ACTIVITY: What lines in the entries hold the string "highlight"? List them.
BEGIN
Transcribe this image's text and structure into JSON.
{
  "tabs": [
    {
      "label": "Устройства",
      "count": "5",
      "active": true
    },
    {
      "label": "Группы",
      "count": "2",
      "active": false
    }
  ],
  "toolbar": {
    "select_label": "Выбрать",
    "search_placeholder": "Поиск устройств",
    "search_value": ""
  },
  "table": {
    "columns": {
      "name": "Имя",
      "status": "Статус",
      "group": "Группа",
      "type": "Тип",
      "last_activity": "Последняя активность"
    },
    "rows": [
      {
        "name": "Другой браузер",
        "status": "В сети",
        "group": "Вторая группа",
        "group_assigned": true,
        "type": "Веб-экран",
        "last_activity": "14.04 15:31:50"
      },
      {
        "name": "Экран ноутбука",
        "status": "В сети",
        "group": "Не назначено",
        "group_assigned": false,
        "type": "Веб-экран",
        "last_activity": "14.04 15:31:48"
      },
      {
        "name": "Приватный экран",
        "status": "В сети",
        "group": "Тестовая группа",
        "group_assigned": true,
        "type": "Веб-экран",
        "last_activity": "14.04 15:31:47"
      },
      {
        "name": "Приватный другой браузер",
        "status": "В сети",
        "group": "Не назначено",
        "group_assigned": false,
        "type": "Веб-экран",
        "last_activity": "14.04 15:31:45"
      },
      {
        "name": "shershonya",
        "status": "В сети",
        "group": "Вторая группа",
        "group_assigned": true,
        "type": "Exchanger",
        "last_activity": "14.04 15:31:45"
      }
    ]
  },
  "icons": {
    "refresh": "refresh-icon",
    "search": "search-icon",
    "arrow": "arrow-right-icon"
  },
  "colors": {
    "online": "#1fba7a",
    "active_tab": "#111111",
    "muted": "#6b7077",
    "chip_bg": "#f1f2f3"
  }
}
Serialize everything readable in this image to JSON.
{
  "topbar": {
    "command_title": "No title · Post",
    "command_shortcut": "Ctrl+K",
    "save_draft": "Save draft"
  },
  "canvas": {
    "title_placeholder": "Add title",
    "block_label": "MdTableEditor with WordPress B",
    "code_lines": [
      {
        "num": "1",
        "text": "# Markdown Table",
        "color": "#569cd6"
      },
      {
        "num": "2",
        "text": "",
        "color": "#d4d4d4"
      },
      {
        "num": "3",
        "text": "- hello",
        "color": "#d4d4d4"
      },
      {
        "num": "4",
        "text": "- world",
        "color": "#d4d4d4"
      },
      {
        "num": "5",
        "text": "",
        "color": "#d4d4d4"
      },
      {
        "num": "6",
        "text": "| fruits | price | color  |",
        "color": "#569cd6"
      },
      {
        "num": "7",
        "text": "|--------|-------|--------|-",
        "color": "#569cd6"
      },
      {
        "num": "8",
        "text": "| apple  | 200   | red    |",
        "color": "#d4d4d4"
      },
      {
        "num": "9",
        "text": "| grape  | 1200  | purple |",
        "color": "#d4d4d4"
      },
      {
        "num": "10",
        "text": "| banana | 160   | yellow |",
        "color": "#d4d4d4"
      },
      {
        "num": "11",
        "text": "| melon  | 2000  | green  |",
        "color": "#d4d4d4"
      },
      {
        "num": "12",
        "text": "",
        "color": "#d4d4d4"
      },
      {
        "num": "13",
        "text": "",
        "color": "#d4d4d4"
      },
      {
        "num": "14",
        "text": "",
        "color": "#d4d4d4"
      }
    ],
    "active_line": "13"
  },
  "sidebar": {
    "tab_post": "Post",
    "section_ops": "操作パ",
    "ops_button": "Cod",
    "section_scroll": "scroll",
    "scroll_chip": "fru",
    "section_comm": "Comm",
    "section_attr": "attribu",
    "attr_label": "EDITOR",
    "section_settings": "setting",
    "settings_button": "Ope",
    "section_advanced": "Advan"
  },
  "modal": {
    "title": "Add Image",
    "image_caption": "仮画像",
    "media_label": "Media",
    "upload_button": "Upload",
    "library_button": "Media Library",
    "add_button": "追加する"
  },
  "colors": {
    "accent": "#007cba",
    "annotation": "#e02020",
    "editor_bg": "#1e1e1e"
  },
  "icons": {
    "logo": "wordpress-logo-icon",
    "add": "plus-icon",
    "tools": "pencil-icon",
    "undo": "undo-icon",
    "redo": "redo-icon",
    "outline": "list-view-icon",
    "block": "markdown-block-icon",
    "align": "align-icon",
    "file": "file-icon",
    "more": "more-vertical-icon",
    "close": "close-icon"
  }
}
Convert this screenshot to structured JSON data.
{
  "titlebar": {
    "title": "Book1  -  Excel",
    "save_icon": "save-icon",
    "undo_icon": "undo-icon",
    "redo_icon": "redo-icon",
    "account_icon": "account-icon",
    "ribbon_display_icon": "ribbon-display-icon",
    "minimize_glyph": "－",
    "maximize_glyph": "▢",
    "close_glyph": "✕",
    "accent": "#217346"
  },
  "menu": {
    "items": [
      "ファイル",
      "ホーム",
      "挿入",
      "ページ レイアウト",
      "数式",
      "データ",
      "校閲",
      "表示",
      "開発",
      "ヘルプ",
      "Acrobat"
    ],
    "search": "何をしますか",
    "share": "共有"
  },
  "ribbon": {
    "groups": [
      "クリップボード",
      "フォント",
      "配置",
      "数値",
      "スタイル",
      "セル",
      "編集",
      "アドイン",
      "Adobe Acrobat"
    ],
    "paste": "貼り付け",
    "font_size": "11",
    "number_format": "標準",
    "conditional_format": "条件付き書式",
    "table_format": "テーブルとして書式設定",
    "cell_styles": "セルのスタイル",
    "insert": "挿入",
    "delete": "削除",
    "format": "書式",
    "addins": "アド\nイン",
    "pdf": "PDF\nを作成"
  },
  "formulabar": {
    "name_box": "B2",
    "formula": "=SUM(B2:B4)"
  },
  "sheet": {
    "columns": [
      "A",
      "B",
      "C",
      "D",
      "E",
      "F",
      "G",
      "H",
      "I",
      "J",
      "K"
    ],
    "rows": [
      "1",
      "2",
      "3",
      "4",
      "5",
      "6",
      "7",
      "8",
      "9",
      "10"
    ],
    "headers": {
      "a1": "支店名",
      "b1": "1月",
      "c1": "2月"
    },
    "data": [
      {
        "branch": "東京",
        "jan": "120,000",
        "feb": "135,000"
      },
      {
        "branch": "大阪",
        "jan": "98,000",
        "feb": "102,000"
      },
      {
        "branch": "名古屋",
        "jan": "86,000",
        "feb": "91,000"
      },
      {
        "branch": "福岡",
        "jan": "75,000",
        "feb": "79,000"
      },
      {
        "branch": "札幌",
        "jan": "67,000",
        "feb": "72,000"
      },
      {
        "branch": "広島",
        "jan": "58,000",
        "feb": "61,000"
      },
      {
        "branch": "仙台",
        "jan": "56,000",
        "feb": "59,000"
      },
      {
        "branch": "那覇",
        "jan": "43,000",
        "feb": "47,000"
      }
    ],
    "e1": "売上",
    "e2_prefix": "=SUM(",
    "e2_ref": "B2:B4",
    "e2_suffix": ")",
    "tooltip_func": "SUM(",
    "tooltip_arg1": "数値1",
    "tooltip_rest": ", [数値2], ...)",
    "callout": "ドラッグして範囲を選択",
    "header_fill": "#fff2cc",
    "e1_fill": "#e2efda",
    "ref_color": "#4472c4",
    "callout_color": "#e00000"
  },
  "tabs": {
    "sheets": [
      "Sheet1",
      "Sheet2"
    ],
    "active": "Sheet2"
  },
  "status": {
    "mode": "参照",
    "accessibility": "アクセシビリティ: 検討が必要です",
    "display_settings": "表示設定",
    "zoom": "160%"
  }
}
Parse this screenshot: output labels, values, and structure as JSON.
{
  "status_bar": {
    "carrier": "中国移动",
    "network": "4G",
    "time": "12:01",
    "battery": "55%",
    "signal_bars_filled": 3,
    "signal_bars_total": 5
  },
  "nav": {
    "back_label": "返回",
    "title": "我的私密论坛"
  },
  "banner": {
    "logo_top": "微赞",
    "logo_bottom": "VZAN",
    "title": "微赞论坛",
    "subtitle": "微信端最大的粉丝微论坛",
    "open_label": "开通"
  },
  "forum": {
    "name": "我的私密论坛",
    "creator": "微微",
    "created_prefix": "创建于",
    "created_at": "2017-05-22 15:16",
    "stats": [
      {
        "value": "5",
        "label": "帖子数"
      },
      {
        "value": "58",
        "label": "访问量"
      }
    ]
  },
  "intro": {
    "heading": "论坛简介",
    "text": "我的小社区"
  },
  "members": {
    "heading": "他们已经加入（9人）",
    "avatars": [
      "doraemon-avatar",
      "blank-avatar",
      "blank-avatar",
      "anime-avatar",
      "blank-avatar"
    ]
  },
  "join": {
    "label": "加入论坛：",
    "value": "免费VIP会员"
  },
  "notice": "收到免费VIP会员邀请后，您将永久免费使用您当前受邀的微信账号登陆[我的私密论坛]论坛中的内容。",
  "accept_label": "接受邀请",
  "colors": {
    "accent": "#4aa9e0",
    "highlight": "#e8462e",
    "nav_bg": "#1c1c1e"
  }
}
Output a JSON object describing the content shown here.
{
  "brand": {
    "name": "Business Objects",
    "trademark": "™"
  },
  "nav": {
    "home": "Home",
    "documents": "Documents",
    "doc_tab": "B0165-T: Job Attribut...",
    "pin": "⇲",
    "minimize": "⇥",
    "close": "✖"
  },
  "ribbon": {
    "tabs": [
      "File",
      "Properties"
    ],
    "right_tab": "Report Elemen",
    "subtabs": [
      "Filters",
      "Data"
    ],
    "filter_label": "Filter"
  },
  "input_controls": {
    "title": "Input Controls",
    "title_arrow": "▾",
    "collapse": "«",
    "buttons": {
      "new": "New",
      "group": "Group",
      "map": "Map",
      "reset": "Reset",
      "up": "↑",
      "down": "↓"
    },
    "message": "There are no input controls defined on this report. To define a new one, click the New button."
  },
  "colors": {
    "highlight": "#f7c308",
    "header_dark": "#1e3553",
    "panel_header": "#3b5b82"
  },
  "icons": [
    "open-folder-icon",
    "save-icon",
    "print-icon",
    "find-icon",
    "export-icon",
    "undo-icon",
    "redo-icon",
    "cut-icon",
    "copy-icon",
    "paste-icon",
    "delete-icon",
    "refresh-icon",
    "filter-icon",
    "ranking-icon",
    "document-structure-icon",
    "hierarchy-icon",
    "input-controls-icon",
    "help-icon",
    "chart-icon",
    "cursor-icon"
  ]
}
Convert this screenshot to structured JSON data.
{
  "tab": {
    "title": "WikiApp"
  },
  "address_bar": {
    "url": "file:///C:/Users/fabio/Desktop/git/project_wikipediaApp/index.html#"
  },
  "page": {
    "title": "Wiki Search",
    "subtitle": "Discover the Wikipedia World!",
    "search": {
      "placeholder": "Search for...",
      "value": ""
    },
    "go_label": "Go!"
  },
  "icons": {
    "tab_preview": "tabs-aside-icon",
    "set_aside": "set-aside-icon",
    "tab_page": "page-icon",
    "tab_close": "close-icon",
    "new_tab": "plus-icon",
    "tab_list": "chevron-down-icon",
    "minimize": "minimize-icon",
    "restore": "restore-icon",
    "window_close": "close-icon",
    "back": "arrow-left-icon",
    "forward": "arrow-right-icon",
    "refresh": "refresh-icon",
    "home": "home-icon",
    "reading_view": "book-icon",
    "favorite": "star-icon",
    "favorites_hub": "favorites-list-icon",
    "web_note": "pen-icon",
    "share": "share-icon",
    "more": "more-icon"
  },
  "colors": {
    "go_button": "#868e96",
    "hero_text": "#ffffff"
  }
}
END
ANSWER TO THIS TASK:
    "highlight": "#e8462e",
    "highlight": "#f7c308",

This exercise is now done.